Planning your gap year but not sure where to go? Spain should definitely be high-up on the list whether you want to volunteer, immerse yourself in history and art, or just have a great time at the beach.
For many, taking a gap year is all about embarking on an adventure, taking those first steps away from home and travelling on your own for the first time. Spain has ample opportunity for adventures, whether you want to walk the world’s most dangerous footpath, zip line between countries or take to the slopes in the Pyrenees or Sierra Nevada.
Spaniards are confirmed night owls, not eating dinner until around 10pm, which makes for long evenings that stretch well into the night. Spaniards love heading out, meeting friends and enjoying a drink and some tapas – you’ll soon fit right in and won’t know how you’ll live without Spain’s incredible social life when you eventually have to leave.

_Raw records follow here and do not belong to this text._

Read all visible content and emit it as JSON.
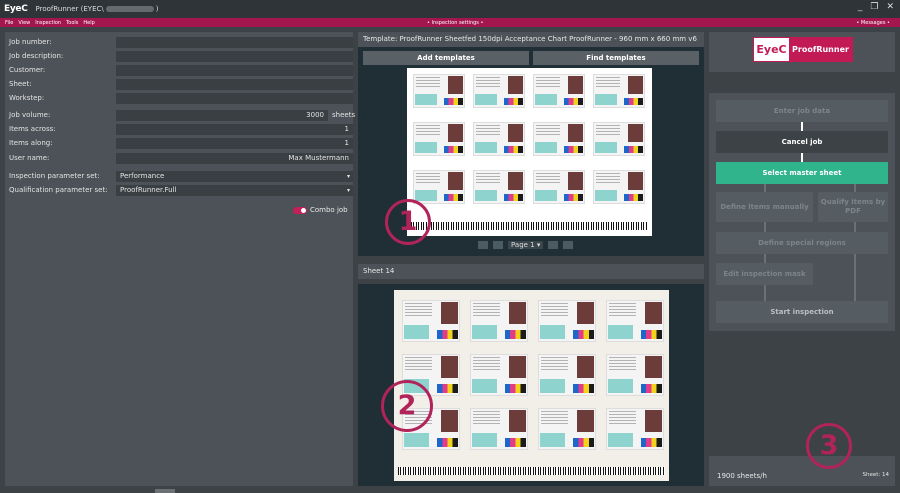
{
  "titlebar": {
    "logo": "EyeC",
    "title": "ProofRunner  (EYEC\\",
    "title_end": ")"
  },
  "window_controls": [
    "_",
    "❐",
    "✕"
  ],
  "menu": {
    "items": [
      "File",
      "View",
      "Inspection",
      "Tools",
      "Help"
    ],
    "center": "• Inspection settings •",
    "right": "• Messages •"
  },
  "form": {
    "job_number": {
      "label": "Job number:",
      "value": ""
    },
    "job_description": {
      "label": "Job description:",
      "value": ""
    },
    "customer": {
      "label": "Customer:",
      "value": ""
    },
    "sheet": {
      "label": "Sheet:",
      "value": ""
    },
    "workstep": {
      "label": "Workstep:",
      "value": ""
    },
    "job_volume": {
      "label": "Job volume:",
      "value": "3000",
      "unit": "sheets"
    },
    "items_across": {
      "label": "Items across:",
      "value": "1"
    },
    "items_along": {
      "label": "Items along:",
      "value": "1"
    },
    "user_name": {
      "label": "User name:",
      "value": "Max Mustermann"
    },
    "inspection_set": {
      "label": "Inspection parameter set:",
      "value": "Performance"
    },
    "qualification_set": {
      "label": "Qualification parameter set:",
      "value": "ProofRunner.Full"
    },
    "combo_job": {
      "label": "Combo job",
      "on": true
    }
  },
  "template": {
    "header": "Template: ProofRunner Sheetfed 150dpi Acceptance Chart ProofRunner - 960 mm x 660 mm v6",
    "add_label": "Add templates",
    "find_label": "Find templates",
    "page_label": "Page 1",
    "marker": "1"
  },
  "sheet_view": {
    "header": "Sheet 14",
    "marker": "2"
  },
  "brand": {
    "eyec": "EyeC",
    "product": "ProofRunner"
  },
  "workflow": {
    "enter_job": "Enter job data",
    "cancel_job": "Cancel job",
    "select_master": "Select master sheet",
    "define_manual": "Define items manually",
    "qualify_pdf": "Qualify items by PDF",
    "define_special": "Define special regions",
    "edit_mask": "Edit inspection mask",
    "start_inspection": "Start inspection"
  },
  "status": {
    "speed": "1900 sheets/h",
    "sheet": "Sheet: 14",
    "marker": "3"
  },
  "colors": {
    "accent": "#a3174e",
    "green": "#2fb48c",
    "panel": "#4c5257",
    "dark": "#1f2f35"
  }
}
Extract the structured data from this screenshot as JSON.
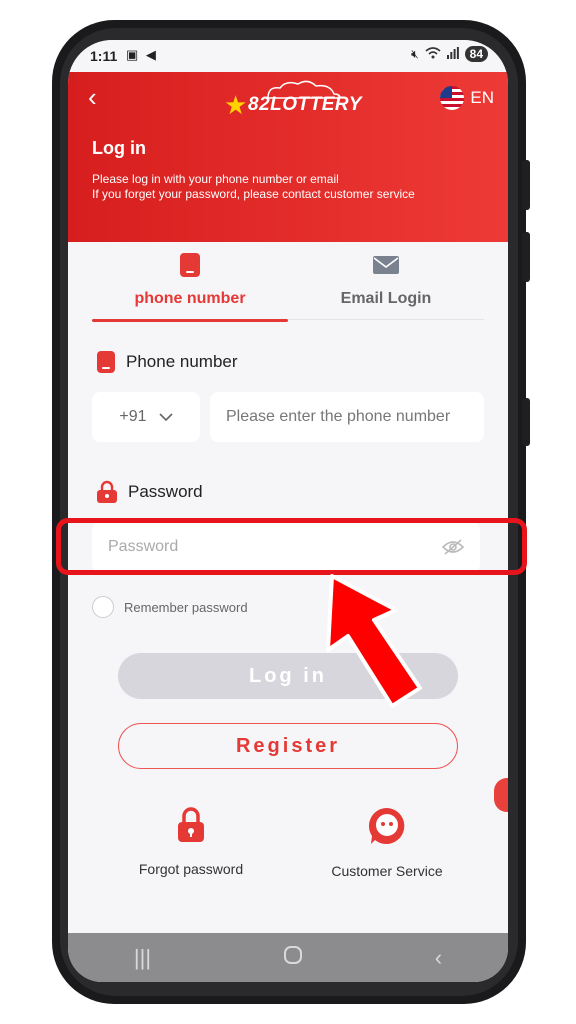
{
  "statusbar": {
    "time": "1:11",
    "battery": "84"
  },
  "header": {
    "logo_text": "82LOTTERY",
    "language": "EN",
    "title": "Log in",
    "line1": "Please log in with your phone number or email",
    "line2": "If you forget your password, please contact customer service"
  },
  "tabs": [
    {
      "label": "phone number",
      "icon": "phone-icon",
      "active": true
    },
    {
      "label": "Email Login",
      "icon": "mail-icon",
      "active": false
    }
  ],
  "phone_section": {
    "label": "Phone number",
    "country_code": "+91",
    "placeholder": "Please enter the phone number"
  },
  "password_section": {
    "label": "Password",
    "placeholder": "Password"
  },
  "remember_label": "Remember password",
  "buttons": {
    "login": "Log in",
    "register": "Register"
  },
  "bottom": {
    "forgot": "Forgot password",
    "service": "Customer Service"
  },
  "colors": {
    "accent": "#e53935",
    "highlight": "#e8141c"
  }
}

Taking a gap year in Spain is a great opportunity to brush up on your language skills, something that could be very useful at university or in your future career. If nothing else, learning Spanish opens up a whole new world of travel possibilities – next stop, South America?
While Spain has the image for many as a summer holiday destination, the country is much more varied than its sun, sea and sangria stereotype. From the lush green landscapes of Galicia in the north-west, to the volcanic Canary Islands, Spain is full of different landscapes ripe for exploring.
From its Roman occupiers and Moorish history to the Spanish Golden Age and the Civil War, Spain’s history is fascinating, turbulent and, in many areas, well preserved. You can visit the ruins of a Roman amphitheatre in Tarragona, the stunning Moorish fortress, the Alhambra, in Granada, and the world’s biggest Gothic cathedral, where Christopher Columbus is buried, in Seville.
Spain has various volunteering opportunities if you want to give back and do some good during your gap year. Haces Falta is a good resource for volunteering opportunities, whether you’re into animal rights or want to help out new immigrants, there are lots of different volunteering jobs available.
If you’re looking to earn some extra money, teaching English as a foreign language is a popular job with English-speakers in Spain, where many Spaniards are eager to learn English to boost their career prospects. Check local language academies online for available positions.
Spain is a fantastic destination for those interested in art – from the Golden Age masters like Diego de Velázquez to the boundary-pushing modernism of Picasso and Salvador Dali. The country is home to some world-famous museums; Madrid’s Prado Museum regularly makes ‘the world’s top ten museums’ lists, while the Guggenheim in Bilbao is one of the country’s masterpieces of modern architecture.
Spain isn’t the world’s second-biggest tourist draw for nothing – the country’s beaches are fantastic – from the rugged, rocky beaches of the northern coast to the golden sands of the long Mediterranean coastline.
Spaniards love their festivals, from La Rioja’s wine battle to mega Easter celebrations. Each town and city has its own special fiestas, while the country has among the most public holidays in Europe (so plenty of days off if you’re working!)
Spain is a great place to live for students on a budget compared to pricier European countries like the United Kingdom or France. The south of the country is generally cheaper than the north, so if you’re looking for a reasonably-priced city, head to Andalusia.